▶ _WORK ORDER_
Once the pictures are set aside, copy the data below exactly as it stands.

________________________

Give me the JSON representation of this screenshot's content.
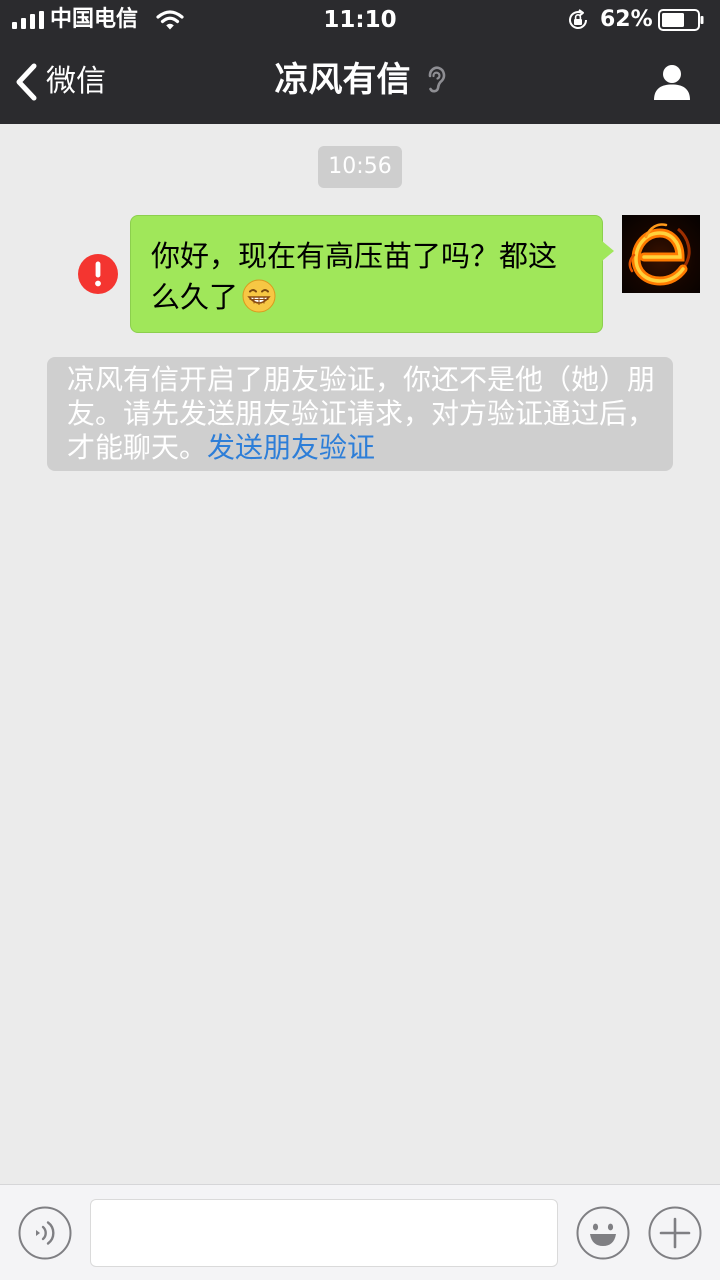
{
  "status_bar": {
    "carrier": "中国电信",
    "time": "11:10",
    "battery": "62%"
  },
  "nav": {
    "back_label": "微信",
    "title": "凉风有信"
  },
  "chat": {
    "timestamp": "10:56",
    "outgoing_message": "你好，现在有高压苗了吗？都这么久了",
    "system_message_text": "凉风有信开启了朋友验证，你还不是他（她）朋友。请先发送朋友验证请求，对方验证通过后，才能聊天。",
    "system_message_link": "发送朋友验证"
  },
  "input": {
    "value": ""
  },
  "colors": {
    "header_bg": "#2b2b2e",
    "chat_bg": "#ebebeb",
    "bubble_green": "#a0e75a",
    "error_red": "#f43530",
    "link_blue": "#2d7ed8",
    "system_bg": "#cfcfcf"
  },
  "icons": {
    "signal": "signal-icon",
    "wifi": "wifi-icon",
    "lock": "orientation-lock-icon",
    "battery": "battery-icon",
    "back": "chevron-left-icon",
    "ear": "ear-icon",
    "profile": "person-icon",
    "error": "exclamation-icon",
    "voice": "voice-icon",
    "emoji": "smiley-icon",
    "plus": "plus-icon"
  }
}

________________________

▶ _SOLUTION FOR THIS EXERCISE_
Give me the JSON representation of this screenshot's content.
{
  "status_bar": {
    "carrier": "中国电信",
    "time": "11:10",
    "battery": "62%"
  },
  "nav": {
    "back_label": "微信",
    "title": "凉风有信"
  },
  "chat": {
    "timestamp": "10:56",
    "outgoing_message": "你好，现在有高压苗了吗？都这么久了",
    "system_message_text": "凉风有信开启了朋友验证，你还不是他（她）朋友。请先发送朋友验证请求，对方验证通过后，才能聊天。",
    "system_message_link": "发送朋友验证"
  },
  "input": {
    "value": ""
  },
  "colors": {
    "header_bg": "#2b2b2e",
    "chat_bg": "#ebebeb",
    "bubble_green": "#a0e75a",
    "error_red": "#f43530",
    "link_blue": "#2d7ed8",
    "system_bg": "#cfcfcf"
  },
  "icons": {
    "signal": "signal-icon",
    "wifi": "wifi-icon",
    "lock": "orientation-lock-icon",
    "battery": "battery-icon",
    "back": "chevron-left-icon",
    "ear": "ear-icon",
    "profile": "person-icon",
    "error": "exclamation-icon",
    "voice": "voice-icon",
    "emoji": "smiley-icon",
    "plus": "plus-icon"
  }
}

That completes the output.